Exercise details: Look for the word "打卡比例" in the entries and copy each line where it appears.

[Records drawn from a dataset]

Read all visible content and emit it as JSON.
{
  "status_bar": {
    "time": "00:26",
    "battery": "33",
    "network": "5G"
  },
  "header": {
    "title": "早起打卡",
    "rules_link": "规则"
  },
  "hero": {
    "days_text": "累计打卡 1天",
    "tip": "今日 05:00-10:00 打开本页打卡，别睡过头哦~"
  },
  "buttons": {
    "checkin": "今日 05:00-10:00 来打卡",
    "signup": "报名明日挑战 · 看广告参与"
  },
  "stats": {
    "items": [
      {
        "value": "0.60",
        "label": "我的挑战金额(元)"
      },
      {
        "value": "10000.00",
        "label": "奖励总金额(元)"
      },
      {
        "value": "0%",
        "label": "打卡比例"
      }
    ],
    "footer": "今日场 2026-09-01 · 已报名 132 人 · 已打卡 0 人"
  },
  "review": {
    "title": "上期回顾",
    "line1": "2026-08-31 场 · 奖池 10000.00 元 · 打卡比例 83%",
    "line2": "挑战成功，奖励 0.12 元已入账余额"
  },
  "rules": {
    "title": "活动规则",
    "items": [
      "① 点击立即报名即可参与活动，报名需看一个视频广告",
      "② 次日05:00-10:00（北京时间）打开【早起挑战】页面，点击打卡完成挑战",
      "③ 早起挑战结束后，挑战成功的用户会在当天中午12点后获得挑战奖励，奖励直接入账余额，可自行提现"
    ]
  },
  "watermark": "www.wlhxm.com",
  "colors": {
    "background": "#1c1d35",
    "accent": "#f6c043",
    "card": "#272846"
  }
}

Task result:
        "label": "打卡比例"
    "line1": "2026-08-31 场 · 奖池 10000.00 元 · 打卡比例 83%",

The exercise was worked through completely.